=== Section Start ===
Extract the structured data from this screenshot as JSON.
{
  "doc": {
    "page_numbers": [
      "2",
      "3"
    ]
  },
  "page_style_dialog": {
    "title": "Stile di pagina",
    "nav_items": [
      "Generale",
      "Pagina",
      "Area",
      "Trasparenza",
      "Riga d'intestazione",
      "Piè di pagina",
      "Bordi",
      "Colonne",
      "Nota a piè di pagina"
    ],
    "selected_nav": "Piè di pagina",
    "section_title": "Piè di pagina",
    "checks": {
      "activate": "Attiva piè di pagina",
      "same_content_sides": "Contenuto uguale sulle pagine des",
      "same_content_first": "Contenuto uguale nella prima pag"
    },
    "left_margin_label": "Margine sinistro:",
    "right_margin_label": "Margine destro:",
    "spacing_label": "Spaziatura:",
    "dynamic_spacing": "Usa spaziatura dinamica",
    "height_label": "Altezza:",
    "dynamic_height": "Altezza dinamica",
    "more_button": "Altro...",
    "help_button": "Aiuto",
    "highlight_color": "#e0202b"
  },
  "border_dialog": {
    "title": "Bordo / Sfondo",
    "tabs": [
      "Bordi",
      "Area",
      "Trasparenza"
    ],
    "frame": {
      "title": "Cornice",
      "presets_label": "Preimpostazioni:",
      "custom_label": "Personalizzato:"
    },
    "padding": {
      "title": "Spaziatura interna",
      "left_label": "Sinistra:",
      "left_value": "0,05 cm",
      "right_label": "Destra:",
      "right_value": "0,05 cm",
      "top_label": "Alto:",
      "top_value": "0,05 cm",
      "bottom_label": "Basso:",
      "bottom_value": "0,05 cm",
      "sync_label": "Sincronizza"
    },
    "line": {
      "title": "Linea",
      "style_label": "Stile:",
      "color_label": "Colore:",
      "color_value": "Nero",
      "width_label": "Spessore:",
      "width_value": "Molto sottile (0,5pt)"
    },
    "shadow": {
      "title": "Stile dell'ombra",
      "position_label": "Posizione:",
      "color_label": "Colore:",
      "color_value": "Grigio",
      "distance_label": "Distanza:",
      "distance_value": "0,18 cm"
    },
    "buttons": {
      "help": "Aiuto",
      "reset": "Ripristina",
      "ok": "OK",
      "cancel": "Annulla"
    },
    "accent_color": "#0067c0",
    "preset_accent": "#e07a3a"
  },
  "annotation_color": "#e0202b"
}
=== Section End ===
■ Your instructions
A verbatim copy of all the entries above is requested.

■ Result of the task
Extract the structured data from this screenshot as JSON.
{
  "doc": {
    "page_numbers": [
      "2",
      "3"
    ]
  },
  "page_style_dialog": {
    "title": "Stile di pagina",
    "nav_items": [
      "Generale",
      "Pagina",
      "Area",
      "Trasparenza",
      "Riga d'intestazione",
      "Piè di pagina",
      "Bordi",
      "Colonne",
      "Nota a piè di pagina"
    ],
    "selected_nav": "Piè di pagina",
    "section_title": "Piè di pagina",
    "checks": {
      "activate": "Attiva piè di pagina",
      "same_content_sides": "Contenuto uguale sulle pagine des",
      "same_content_first": "Contenuto uguale nella prima pag"
    },
    "left_margin_label": "Margine sinistro:",
    "right_margin_label": "Margine destro:",
    "spacing_label": "Spaziatura:",
    "dynamic_spacing": "Usa spaziatura dinamica",
    "height_label": "Altezza:",
    "dynamic_height": "Altezza dinamica",
    "more_button": "Altro...",
    "help_button": "Aiuto",
    "highlight_color": "#e0202b"
  },
  "border_dialog": {
    "title": "Bordo / Sfondo",
    "tabs": [
      "Bordi",
      "Area",
      "Trasparenza"
    ],
    "frame": {
      "title": "Cornice",
      "presets_label": "Preimpostazioni:",
      "custom_label": "Personalizzato:"
    },
    "padding": {
      "title": "Spaziatura interna",
      "left_label": "Sinistra:",
      "left_value": "0,05 cm",
      "right_label": "Destra:",
      "right_value": "0,05 cm",
      "top_label": "Alto:",
      "top_value": "0,05 cm",
      "bottom_label": "Basso:",
      "bottom_value": "0,05 cm",
      "sync_label": "Sincronizza"
    },
    "line": {
      "title": "Linea",
      "style_label": "Stile:",
      "color_label": "Colore:",
      "color_value": "Nero",
      "width_label": "Spessore:",
      "width_value": "Molto sottile (0,5pt)"
    },
    "shadow": {
      "title": "Stile dell'ombra",
      "position_label": "Posizione:",
      "color_label": "Colore:",
      "color_value": "Grigio",
      "distance_label": "Distanza:",
      "distance_value": "0,18 cm"
    },
    "buttons": {
      "help": "Aiuto",
      "reset": "Ripristina",
      "ok": "OK",
      "cancel": "Annulla"
    },
    "accent_color": "#0067c0",
    "preset_accent": "#e07a3a"
  },
  "annotation_color": "#e0202b"
}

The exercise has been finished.